MDL Panel Transfers 77 Suits to Judge Barbier
New Orleans as been selected as the site of the oil spill litigation, according to an order issued today (Aug. 10, 2010) by the Panel on Multidistrict Litigation which transferred 77 lawsuits to the Eastern District of Louisiana before U.S. Judge Carl J. Barbier (In Re: Oil Spill by the Oil Rig “Deepwater Horizon” in The Gulf of Mexico, on April 20, 2010, MDL No. 2179).
The panel added that, in addition to the 77 cases, it has been notified that more than 200 additional lawsuits are pending. “Those actions and any other related actions are potential tag-alongs,” panel said.
According to the five-page transfer order — MDL-2179-Transfer_Order — signed by MDL Chairman John G. Heyburn II:
“The actions before the Panel indisputably share factual issues concerning the cause (or causes) of the Deepwater Horizon explosion/fire and the role, if any, that each defendant played in it. Centralization under Section 1407 will eliminate duplicative discovery, prevent inconsistent pretrial rulings, including rulings on class certification and other issues, and conserve the resources of the parties, their counsel, and the judiciary. Centralization may also facilitate closer coordination with Kenneth Feinberg’s administration of the BP compensation fund. In all these respects, centralization will serve the convenience of the parties and witnesses and promote the more just and efficient conduct of these cases, taken as a whole.”
“We also conclude that it makes sense to include the personal injury/wrongful death actions in the MDL. These actions do overlap factually with the other actions in this docket, and, indeed, plaintiffs in two of the three constituent personal injury/wrongful death actions specifically argue in favor of such inclusion, as do responding defendants. While these actions will require some amount of individualized discovery, in other respects they overlap with those that pursue only economic damage claims. The transferee judge has broad discretion to employ any number of pretrial techniques – such as establishing separate discovery and/or motion tracks – to address any differences among the cases and efficiently manage the various aspects of this litigation.

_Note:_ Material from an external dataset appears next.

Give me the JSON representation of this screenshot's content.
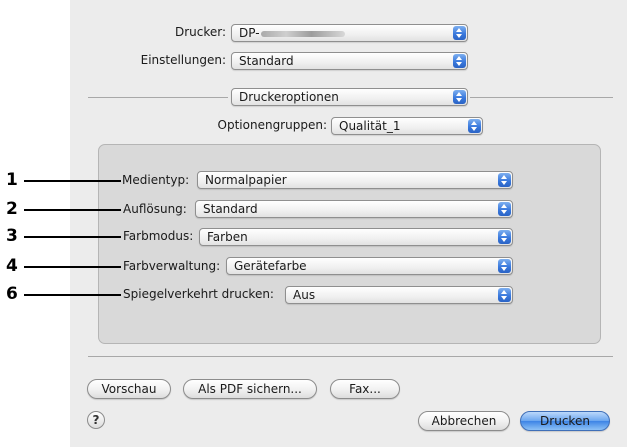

See, e.g., In re Lehman Brothers Holdings, Inc., Securities & Employee Retirement Income Security Act (ERISA) Litigation, 598 F.Supp.2d 1362, 1364 (J.P.M.L. 2009).”
“Similarly, we do not find any strong reasons for separate treatment of claims brought under the OPA. In our judgment, carving out the OPA claims would only complicate matters, and denying centralization altogether is not a viable option. To the extent that non-compliance with the OPA’s presentment requirement becomes an issue, failure to include OPA claims in centralized proceedings would raise the prospect of multiple inconsistent rulings on that issue. See In re: National Arbitration Forum Antitrust Litigation, 682 F.Supp.2d 1343, 1345 (J.P.M.L. 2010).”
“Finally, the limitation proceeding brought by certain Transocean entities and currently pending in the Southern District of Texas is a potential tag-along action in this docket, and will be included on a forthcoming conditional transfer order (CTO). Although our preliminary assessment is that the action should be included in the centralized proceedings, we do not prejudge the matter. Once the CTO issues, the parties are free to object to the action’s transfer. See Rule 7.4, R.P.J.P.M.L., 199 F.R.D. at 435-36.”
The securities class actions alleging that BP and its executives misled investors about safety measures have been transferred to the U.S. District Court for the Southern District of Texas and assigned to U.S. Judge Keith P. Ellison.
Date: November 4-5, 2010
Coverage Chaos Erupting from the Gulf Oil Spill (Teleconference)
Date: August 18, 2010
Time: 2:00-3:40 pm ET